DATA FOR REVIEW:
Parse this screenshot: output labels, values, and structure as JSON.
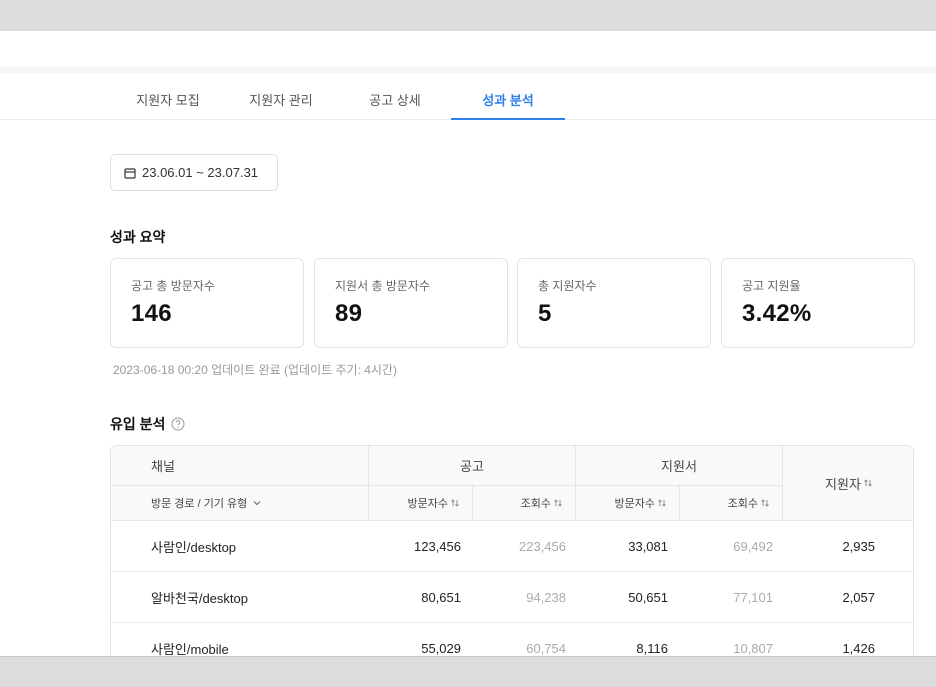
{
  "tabs": [
    {
      "label": "지원자 모집"
    },
    {
      "label": "지원자 관리"
    },
    {
      "label": "공고 상세"
    },
    {
      "label": "성과 분석"
    }
  ],
  "date_range": "23.06.01 ~ 23.07.31",
  "summary": {
    "title": "성과 요약",
    "cards": [
      {
        "label": "공고 총 방문자수",
        "value": "146"
      },
      {
        "label": "지원서 총 방문자수",
        "value": "89"
      },
      {
        "label": "총 지원자수",
        "value": "5"
      },
      {
        "label": "공고 지원율",
        "value": "3.42%"
      }
    ],
    "update_note": "2023-06-18 00:20 업데이트 완료 (업데이트 주기: 4시간)"
  },
  "inflow": {
    "title": "유입 분석",
    "headers": {
      "channel": "채널",
      "posting": "공고",
      "application": "지원서",
      "applicants": "지원자",
      "route": "방문 경로 / 기기 유형",
      "visitors": "방문자수",
      "views": "조회수"
    },
    "rows": [
      {
        "channel": "사람인/desktop",
        "posting_visitors": "123,456",
        "posting_views": "223,456",
        "app_visitors": "33,081",
        "app_views": "69,492",
        "applicants": "2,935"
      },
      {
        "channel": "알바천국/desktop",
        "posting_visitors": "80,651",
        "posting_views": "94,238",
        "app_visitors": "50,651",
        "app_views": "77,101",
        "applicants": "2,057"
      },
      {
        "channel": "사람인/mobile",
        "posting_visitors": "55,029",
        "posting_views": "60,754",
        "app_visitors": "8,116",
        "app_views": "10,807",
        "applicants": "1,426"
      }
    ]
  },
  "colors": {
    "accent": "#2f80ed",
    "muted": "#aaaaaa"
  }
}
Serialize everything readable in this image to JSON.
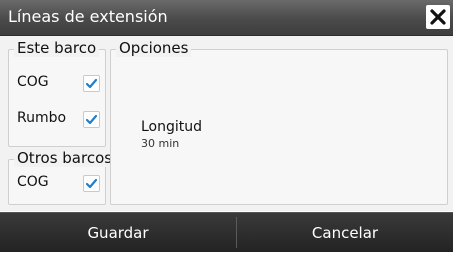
{
  "dialog": {
    "title": "Líneas de extensión",
    "close_icon": "close-icon"
  },
  "own_vessel": {
    "legend": "Este barco",
    "items": [
      {
        "label": "COG",
        "checked": true
      },
      {
        "label": "Rumbo",
        "checked": true
      }
    ]
  },
  "other_vessels": {
    "legend": "Otros barcos",
    "items": [
      {
        "label": "COG",
        "checked": true
      }
    ]
  },
  "options": {
    "legend": "Opciones",
    "length_label": "Longitud",
    "length_value": "30 min"
  },
  "footer": {
    "save_label": "Guardar",
    "cancel_label": "Cancelar"
  },
  "colors": {
    "accent": "#1f7fc9",
    "titlebar": "#4a4a4a",
    "footer": "#2b2b2b"
  }
}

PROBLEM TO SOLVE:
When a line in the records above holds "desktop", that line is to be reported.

RESULT FOR THIS EXERCISE:
        "channel": "사람인/desktop",
        "channel": "알바천국/desktop",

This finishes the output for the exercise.